▸ **What you should do**:
Working from the entries below, tally each line that holds "name". Give the tally and nothing else.

[Stored data]
______________________________
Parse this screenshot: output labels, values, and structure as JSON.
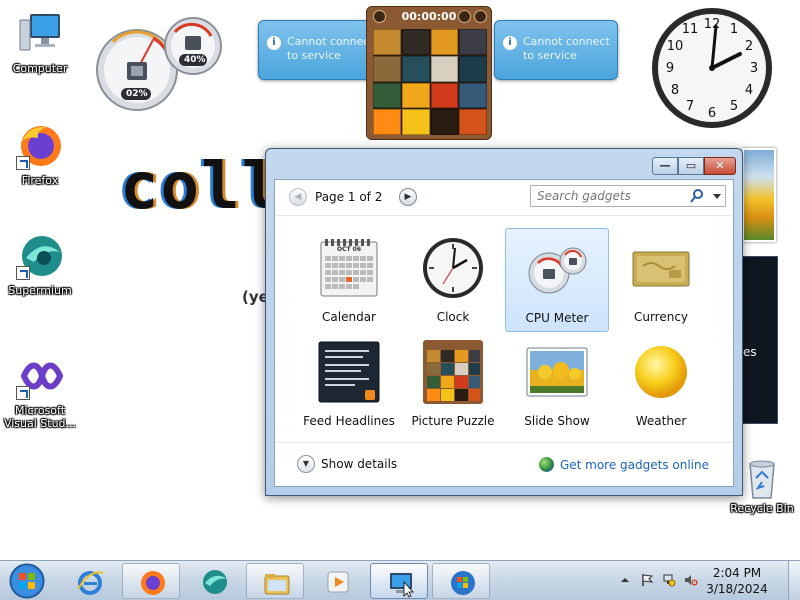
{
  "desktop": {
    "icons": [
      {
        "label": "Computer"
      },
      {
        "label": "Firefox"
      },
      {
        "label": "Supermium"
      },
      {
        "label": "Microsoft Visual Stud..."
      }
    ],
    "background_text": "colla",
    "background_sub": "(ye",
    "background_dark_text": "es",
    "recycle_bin": "Recycle Bin"
  },
  "widgets": {
    "cpu_percent": "02%",
    "memory_percent": "40%",
    "message_left": "Cannot connect to service",
    "message_right": "Cannot connect to service",
    "puzzle_timer": "00:00:00"
  },
  "gallery": {
    "page_label": "Page 1 of 2",
    "search_placeholder": "Search gadgets",
    "gadgets": [
      {
        "name": "Calendar",
        "selected": false
      },
      {
        "name": "Clock",
        "selected": false
      },
      {
        "name": "CPU Meter",
        "selected": true
      },
      {
        "name": "Currency",
        "selected": false
      },
      {
        "name": "Feed Headlines",
        "selected": false
      },
      {
        "name": "Picture Puzzle",
        "selected": false
      },
      {
        "name": "Slide Show",
        "selected": false
      },
      {
        "name": "Weather",
        "selected": false
      }
    ],
    "calendar_month": "OCT 06",
    "show_details": "Show details",
    "get_more": "Get more gadgets online"
  },
  "taskbar": {
    "time": "2:04 PM",
    "date": "3/18/2024"
  },
  "colors": {
    "selection": "#cde4fb",
    "link": "#1c62b8",
    "close_button": "#c54b36"
  }
}
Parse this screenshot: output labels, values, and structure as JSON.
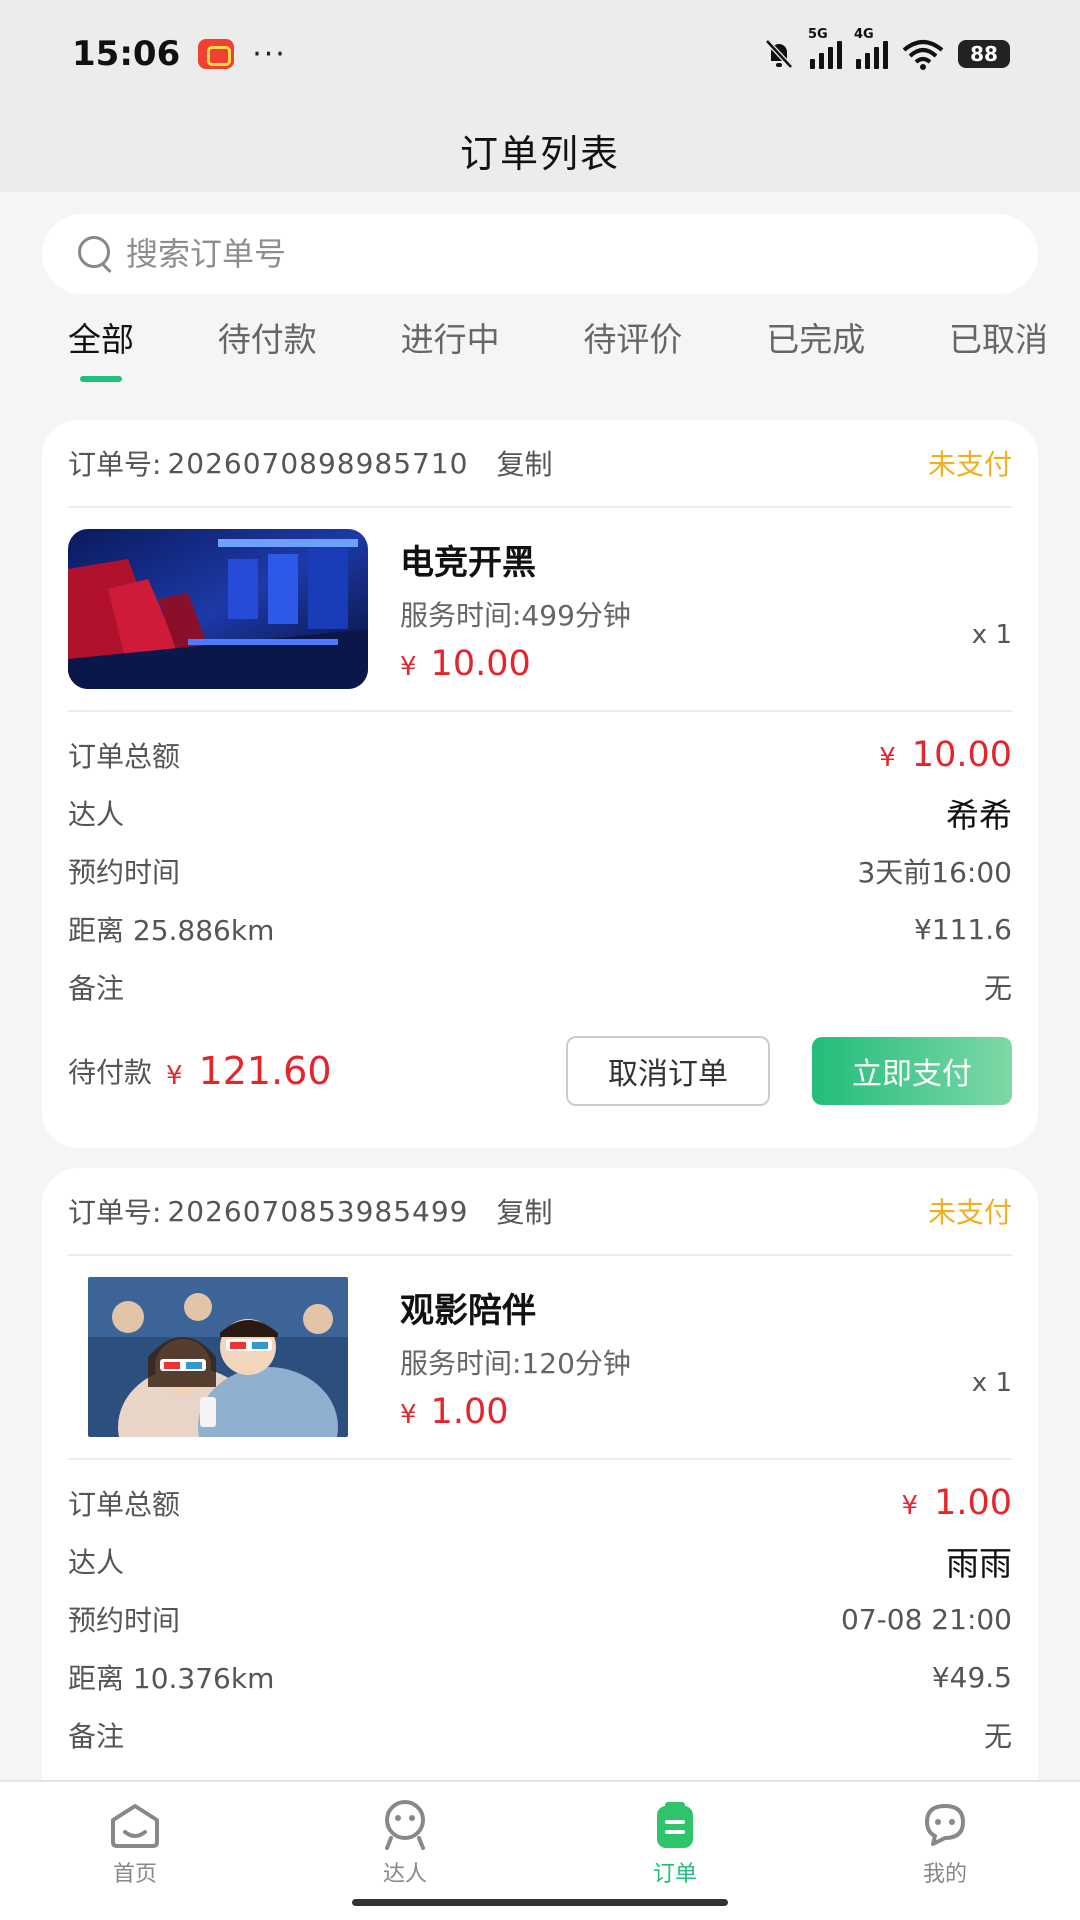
{
  "status_bar": {
    "time": "15:06",
    "dots": "···",
    "net1": "5G",
    "net2": "4G",
    "battery": "88"
  },
  "header": {
    "title": "订单列表"
  },
  "search": {
    "placeholder": "搜索订单号"
  },
  "tabs": [
    {
      "label": "全部",
      "active": true
    },
    {
      "label": "待付款"
    },
    {
      "label": "进行中"
    },
    {
      "label": "待评价"
    },
    {
      "label": "已完成"
    },
    {
      "label": "已取消"
    }
  ],
  "orders": [
    {
      "order_no_label": "订单号:",
      "order_no": "2026070898985710",
      "copy": "复制",
      "status": "未支付",
      "product": {
        "name": "电竞开黑",
        "service_time": "服务时间:499分钟",
        "currency": "¥",
        "price": "10.00",
        "qty": "x 1"
      },
      "total_label": "订单总额",
      "total_currency": "¥",
      "total": "10.00",
      "talent_label": "达人",
      "talent": "希希",
      "booking_label": "预约时间",
      "booking": "3天前16:00",
      "distance": "距离 25.886km",
      "distance_fee": "¥111.6",
      "remark_label": "备注",
      "remark": "无",
      "due_label": "待付款",
      "due_currency": "¥",
      "due": "121.60",
      "cancel_label": "取消订单",
      "pay_label": "立即支付"
    },
    {
      "order_no_label": "订单号:",
      "order_no": "2026070853985499",
      "copy": "复制",
      "status": "未支付",
      "product": {
        "name": "观影陪伴",
        "service_time": "服务时间:120分钟",
        "currency": "¥",
        "price": "1.00",
        "qty": "x 1"
      },
      "total_label": "订单总额",
      "total_currency": "¥",
      "total": "1.00",
      "talent_label": "达人",
      "talent": "雨雨",
      "booking_label": "预约时间",
      "booking": "07-08 21:00",
      "distance": "距离 10.376km",
      "distance_fee": "¥49.5",
      "remark_label": "备注",
      "remark": "无"
    }
  ],
  "bottom_nav": [
    {
      "label": "首页",
      "icon": "home-icon"
    },
    {
      "label": "达人",
      "icon": "talent-icon"
    },
    {
      "label": "订单",
      "icon": "order-icon",
      "active": true
    },
    {
      "label": "我的",
      "icon": "chat-profile-icon"
    }
  ],
  "colors": {
    "accent": "#22bd7a",
    "price_red": "#e6242b",
    "status_yellow": "#f0b020"
  }
}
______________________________
▸ **Answer to the exercise**:
10